§ DATASET RECORDS

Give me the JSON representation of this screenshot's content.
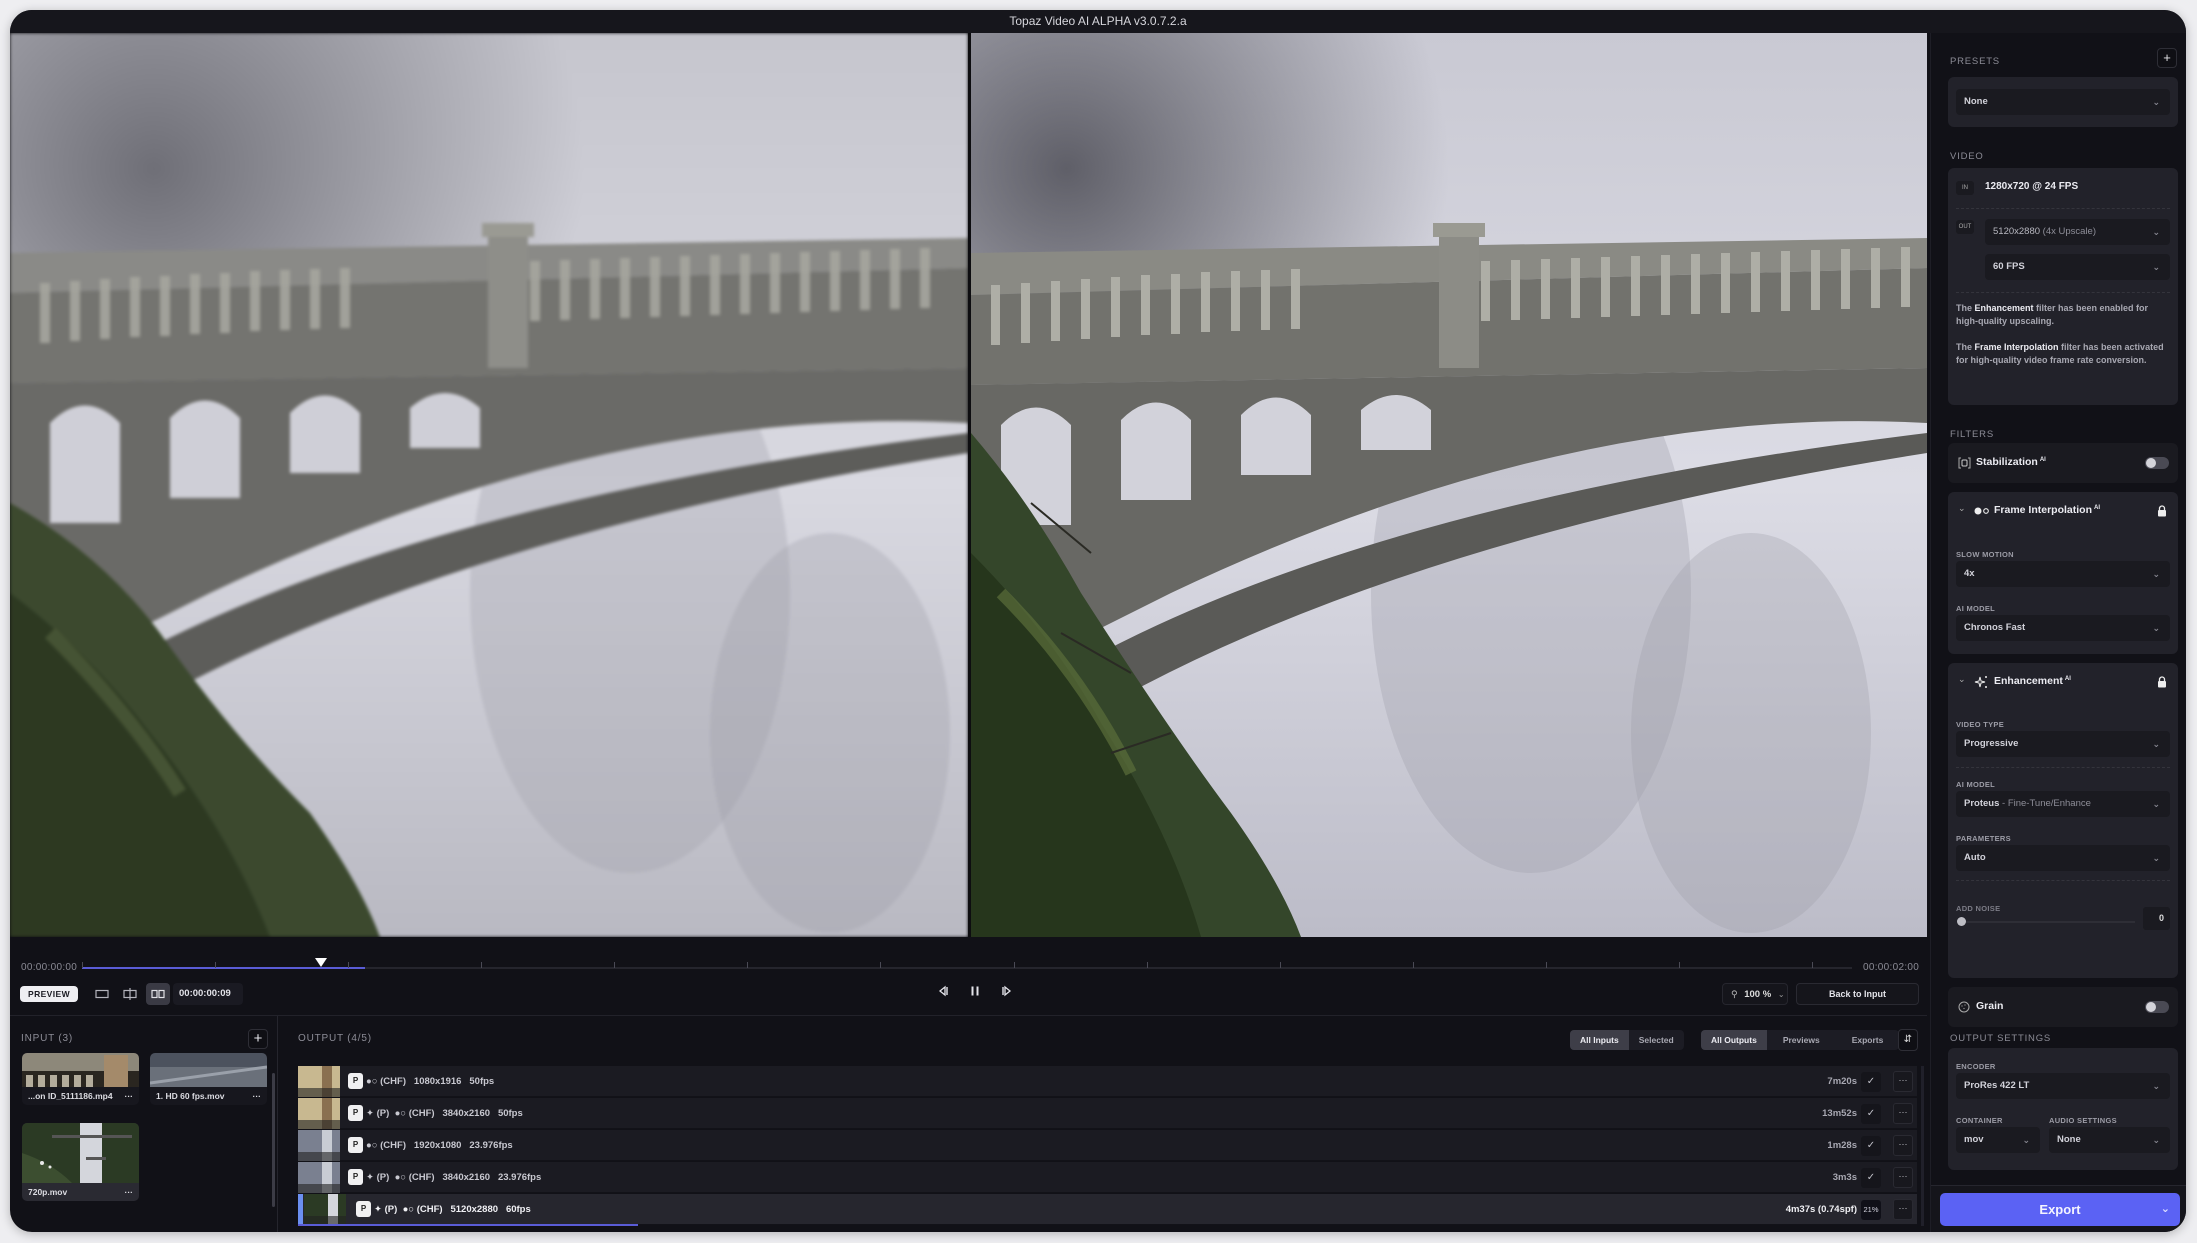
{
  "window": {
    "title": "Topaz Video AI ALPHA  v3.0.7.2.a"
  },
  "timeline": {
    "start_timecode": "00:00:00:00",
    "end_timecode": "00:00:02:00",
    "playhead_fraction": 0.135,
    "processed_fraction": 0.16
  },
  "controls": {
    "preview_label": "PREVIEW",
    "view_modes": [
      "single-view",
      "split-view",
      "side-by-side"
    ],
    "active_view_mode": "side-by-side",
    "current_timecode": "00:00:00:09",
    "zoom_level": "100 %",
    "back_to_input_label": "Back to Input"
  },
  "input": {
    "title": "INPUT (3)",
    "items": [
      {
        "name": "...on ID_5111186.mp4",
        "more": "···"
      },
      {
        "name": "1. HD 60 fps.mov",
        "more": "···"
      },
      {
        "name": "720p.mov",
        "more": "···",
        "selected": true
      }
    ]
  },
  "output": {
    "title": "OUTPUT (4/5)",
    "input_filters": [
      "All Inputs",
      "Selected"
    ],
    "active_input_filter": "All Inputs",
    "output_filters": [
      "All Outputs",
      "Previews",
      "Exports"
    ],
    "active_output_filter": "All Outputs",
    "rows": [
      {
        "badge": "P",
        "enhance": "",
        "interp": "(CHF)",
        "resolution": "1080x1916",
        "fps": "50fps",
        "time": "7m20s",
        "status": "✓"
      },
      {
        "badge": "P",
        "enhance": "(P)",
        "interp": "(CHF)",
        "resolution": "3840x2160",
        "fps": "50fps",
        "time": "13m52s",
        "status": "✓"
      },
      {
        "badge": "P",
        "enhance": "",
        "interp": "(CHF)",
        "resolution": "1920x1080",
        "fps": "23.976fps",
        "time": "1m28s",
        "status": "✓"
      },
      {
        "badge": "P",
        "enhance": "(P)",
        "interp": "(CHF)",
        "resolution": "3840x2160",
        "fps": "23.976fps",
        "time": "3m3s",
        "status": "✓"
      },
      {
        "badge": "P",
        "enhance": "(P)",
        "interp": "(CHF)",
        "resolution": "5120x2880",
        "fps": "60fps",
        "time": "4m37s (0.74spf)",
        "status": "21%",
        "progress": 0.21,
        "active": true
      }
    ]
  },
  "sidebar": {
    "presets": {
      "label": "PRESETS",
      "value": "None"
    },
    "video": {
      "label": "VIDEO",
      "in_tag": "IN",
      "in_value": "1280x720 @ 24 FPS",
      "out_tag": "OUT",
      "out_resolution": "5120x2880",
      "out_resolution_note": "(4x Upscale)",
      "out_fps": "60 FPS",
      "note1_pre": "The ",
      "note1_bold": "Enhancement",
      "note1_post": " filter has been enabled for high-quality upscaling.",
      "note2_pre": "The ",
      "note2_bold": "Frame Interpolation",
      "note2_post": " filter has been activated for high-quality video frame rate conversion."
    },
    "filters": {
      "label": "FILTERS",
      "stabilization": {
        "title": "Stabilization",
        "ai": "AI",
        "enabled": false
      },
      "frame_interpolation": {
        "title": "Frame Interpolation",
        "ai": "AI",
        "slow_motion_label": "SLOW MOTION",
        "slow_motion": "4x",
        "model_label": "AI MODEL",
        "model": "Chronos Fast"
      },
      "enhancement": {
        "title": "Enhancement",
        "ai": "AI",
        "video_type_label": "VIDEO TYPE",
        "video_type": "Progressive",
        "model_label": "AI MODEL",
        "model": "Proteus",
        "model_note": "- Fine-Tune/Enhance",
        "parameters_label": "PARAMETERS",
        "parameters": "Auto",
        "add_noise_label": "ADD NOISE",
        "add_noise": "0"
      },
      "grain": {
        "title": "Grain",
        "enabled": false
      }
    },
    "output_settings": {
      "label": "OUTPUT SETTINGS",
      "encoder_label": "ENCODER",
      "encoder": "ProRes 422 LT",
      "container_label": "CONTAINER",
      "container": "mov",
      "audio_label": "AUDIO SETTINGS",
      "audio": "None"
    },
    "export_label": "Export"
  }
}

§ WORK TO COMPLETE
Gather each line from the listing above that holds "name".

§ COMPLETED TASK
        "name": "...on ID_5111186.mp4",
        "name": "1. HD 60 fps.mov",
        "name": "720p.mov",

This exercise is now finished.